A Prāṇāyāma Practice passed onto me many decades ago as a Pakkā (Pukka) teaching from Pattabhi Jois:
1. Inhale-Exhale Deeply – 5 Breaths
2. Inhale-Exhale Stop 20″ – 3 Breaths
3. Inhale Hold 30″ Exhale – 3 Breaths
4. Inhale-Exhale Deeply – 5 Breaths
5. Inhale Hold 20″ Exhale Stop 20″ – 2 Rounds N.S.
6. Inhale R Hold 20″ Exhale R Stop 20″ – 3 Breaths
7. Inhale L Hold 20″ Exhale L Stop 20″ – 3 Breaths
8. Inhale-Exhale Deeply – 5 Breaths
9. Bhastrika 50 breaths + 15″ Hold
10. Inhale-Exhale Deeply – 5 Breaths
11. Inhale R Hold 60″ Exhale L – 3 Breaths
12. Inhale L Hold 60″ Exhale R – 3 Breaths
13. Inhale Hold 60″ Exhale – 1 Round N.S.
14. Inhale-Exhale Deeply – 5 Breaths
15. Śītalī + 15″ Hold
16.  Inhale-Exhale Deeply 5 Breaths

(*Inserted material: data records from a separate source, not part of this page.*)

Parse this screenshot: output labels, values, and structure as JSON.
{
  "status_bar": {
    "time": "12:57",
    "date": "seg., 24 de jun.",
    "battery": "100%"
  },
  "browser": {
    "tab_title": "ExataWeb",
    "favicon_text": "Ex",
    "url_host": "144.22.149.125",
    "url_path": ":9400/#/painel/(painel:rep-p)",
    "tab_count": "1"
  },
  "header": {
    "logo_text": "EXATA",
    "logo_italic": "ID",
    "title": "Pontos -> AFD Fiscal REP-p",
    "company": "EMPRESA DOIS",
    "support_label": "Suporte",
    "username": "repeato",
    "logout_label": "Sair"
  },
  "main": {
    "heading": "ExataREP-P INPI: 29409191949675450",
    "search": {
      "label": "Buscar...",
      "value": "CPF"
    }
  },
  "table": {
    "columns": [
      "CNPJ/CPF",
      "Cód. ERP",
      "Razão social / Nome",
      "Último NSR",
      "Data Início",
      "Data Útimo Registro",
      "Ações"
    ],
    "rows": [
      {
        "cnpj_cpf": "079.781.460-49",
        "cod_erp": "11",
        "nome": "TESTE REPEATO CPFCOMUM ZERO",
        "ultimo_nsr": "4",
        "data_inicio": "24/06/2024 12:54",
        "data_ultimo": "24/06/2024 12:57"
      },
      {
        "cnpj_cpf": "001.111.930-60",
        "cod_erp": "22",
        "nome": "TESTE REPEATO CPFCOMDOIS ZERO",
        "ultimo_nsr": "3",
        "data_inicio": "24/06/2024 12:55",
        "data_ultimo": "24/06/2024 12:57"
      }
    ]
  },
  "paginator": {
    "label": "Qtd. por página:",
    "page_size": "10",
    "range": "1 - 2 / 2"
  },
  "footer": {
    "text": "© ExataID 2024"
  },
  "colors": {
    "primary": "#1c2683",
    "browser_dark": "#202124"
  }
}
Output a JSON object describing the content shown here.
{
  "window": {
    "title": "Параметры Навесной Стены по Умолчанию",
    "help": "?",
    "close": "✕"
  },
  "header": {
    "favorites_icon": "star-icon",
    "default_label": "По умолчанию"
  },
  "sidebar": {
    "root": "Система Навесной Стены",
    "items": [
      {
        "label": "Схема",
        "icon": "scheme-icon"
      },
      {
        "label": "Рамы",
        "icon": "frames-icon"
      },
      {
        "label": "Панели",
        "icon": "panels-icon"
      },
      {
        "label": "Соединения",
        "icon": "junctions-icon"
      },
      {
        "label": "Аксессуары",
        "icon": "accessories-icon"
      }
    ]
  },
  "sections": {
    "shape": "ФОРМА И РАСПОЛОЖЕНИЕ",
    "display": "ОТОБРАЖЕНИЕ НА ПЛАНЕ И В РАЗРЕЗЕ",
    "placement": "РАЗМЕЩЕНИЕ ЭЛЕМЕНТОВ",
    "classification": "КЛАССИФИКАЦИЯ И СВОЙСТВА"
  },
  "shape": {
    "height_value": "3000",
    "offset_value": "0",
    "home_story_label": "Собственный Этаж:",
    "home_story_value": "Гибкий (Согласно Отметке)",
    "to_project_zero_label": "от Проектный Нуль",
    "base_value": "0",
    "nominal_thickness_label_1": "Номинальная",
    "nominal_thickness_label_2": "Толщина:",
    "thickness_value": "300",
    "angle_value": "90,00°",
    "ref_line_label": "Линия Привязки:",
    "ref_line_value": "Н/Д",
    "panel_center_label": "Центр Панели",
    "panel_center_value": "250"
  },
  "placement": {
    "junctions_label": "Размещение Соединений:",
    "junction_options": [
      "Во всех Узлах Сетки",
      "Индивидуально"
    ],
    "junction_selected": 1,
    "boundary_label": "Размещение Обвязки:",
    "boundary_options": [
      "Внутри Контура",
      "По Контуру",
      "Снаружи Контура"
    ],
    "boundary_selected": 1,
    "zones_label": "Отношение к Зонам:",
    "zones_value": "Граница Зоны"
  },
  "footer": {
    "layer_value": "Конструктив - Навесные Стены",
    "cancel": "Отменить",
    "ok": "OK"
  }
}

Certainly a practice that fulfils the meaning of Pakkā (cooked, ripe, fully formed) in terms of intensity and length.